Start of Information supplied
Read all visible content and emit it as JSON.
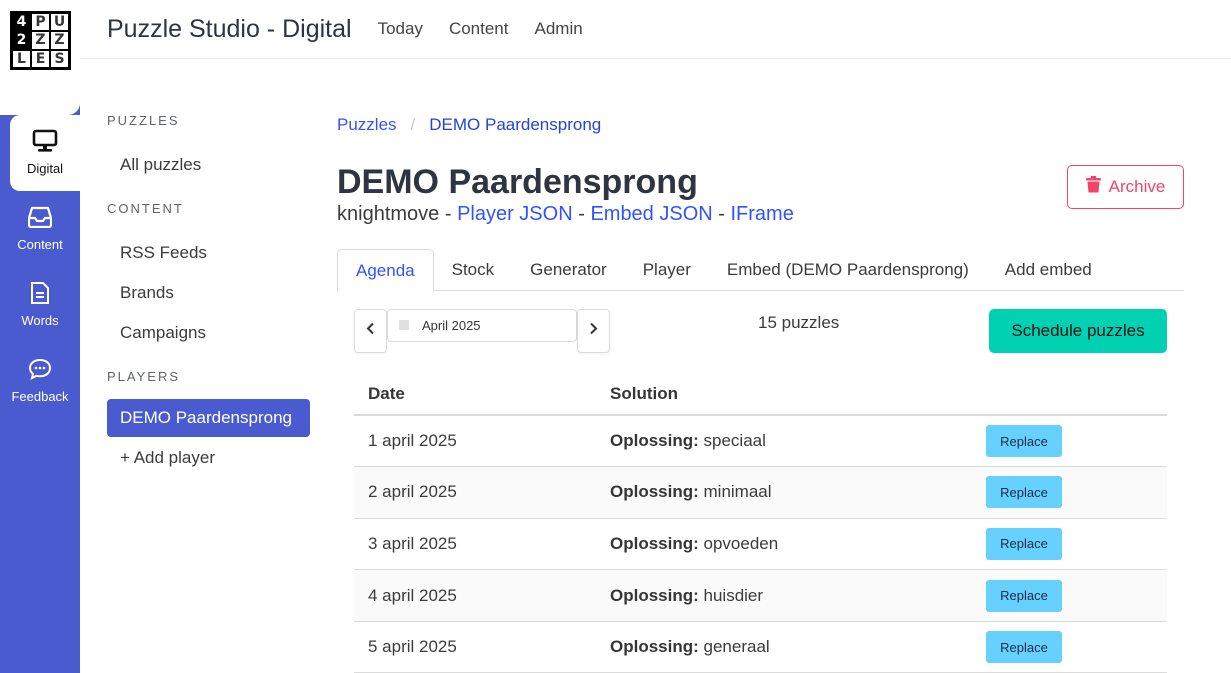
{
  "logo": {
    "cells": [
      "4",
      "P",
      "U",
      "2",
      "Z",
      "Z",
      "L",
      "E",
      "S"
    ]
  },
  "rail": [
    {
      "label": "Digital",
      "icon": "monitor-icon"
    },
    {
      "label": "Content",
      "icon": "inbox-icon"
    },
    {
      "label": "Words",
      "icon": "document-icon"
    },
    {
      "label": "Feedback",
      "icon": "chat-bubble-icon"
    }
  ],
  "topbar": {
    "brand": "Puzzle Studio - Digital",
    "nav": [
      "Today",
      "Content",
      "Admin"
    ]
  },
  "sidenav": {
    "puzzles_label": "PUZZLES",
    "puzzles": [
      "All puzzles"
    ],
    "content_label": "CONTENT",
    "content": [
      "RSS Feeds",
      "Brands",
      "Campaigns"
    ],
    "players_label": "PLAYERS",
    "players": [
      "DEMO Paardensprong",
      "+ Add player"
    ]
  },
  "breadcrumb": {
    "root": "Puzzles",
    "sep": "/",
    "current": "DEMO Paardensprong"
  },
  "header": {
    "title": "DEMO Paardensprong",
    "type": "knightmove",
    "dash": " - ",
    "links": [
      "Player JSON",
      "Embed JSON",
      "IFrame"
    ],
    "archive_label": "Archive"
  },
  "tabs": [
    "Agenda",
    "Stock",
    "Generator",
    "Player",
    "Embed (DEMO Paardensprong)",
    "Add embed"
  ],
  "controls": {
    "month": "April 2025",
    "count": "15 puzzles",
    "schedule_label": "Schedule puzzles"
  },
  "table": {
    "columns": [
      "Date",
      "Solution"
    ],
    "solution_key": "Oplossing:",
    "replace_label": "Replace",
    "rows": [
      {
        "date": "1 april 2025",
        "solution": "speciaal"
      },
      {
        "date": "2 april 2025",
        "solution": "minimaal"
      },
      {
        "date": "3 april 2025",
        "solution": "opvoeden"
      },
      {
        "date": "4 april 2025",
        "solution": "huisdier"
      },
      {
        "date": "5 april 2025",
        "solution": "generaal"
      }
    ]
  },
  "colors": {
    "rail": "#4a5bd0",
    "link": "#3352ff",
    "primary": "#00d1b2",
    "danger": "#f14668",
    "info": "#66d1ff"
  }
}
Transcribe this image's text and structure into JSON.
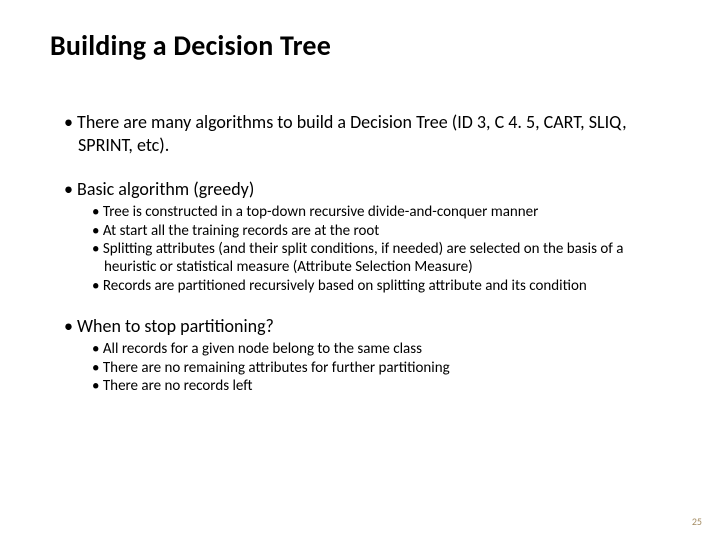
{
  "title": "Building a Decision Tree",
  "bullets": {
    "intro": "There are many algorithms to build a Decision Tree (ID 3, C 4. 5, CART, SLIQ, SPRINT, etc).",
    "basic": "Basic algorithm (greedy)",
    "basic_items": [
      "Tree is constructed in a top-down recursive divide-and-conquer manner",
      "At start all the training records are at the root",
      "Splitting attributes (and their split conditions, if needed) are selected on the basis of a heuristic or statistical measure (Attribute Selection Measure)",
      "Records are partitioned recursively based on splitting attribute and its condition"
    ],
    "stop": "When to stop partitioning?",
    "stop_items": [
      "All records for a given node belong to the same class",
      "There are no remaining attributes for further partitioning",
      "There are no records left"
    ]
  },
  "page_number": "25"
}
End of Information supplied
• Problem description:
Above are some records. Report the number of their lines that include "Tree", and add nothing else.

• Exercise output:
3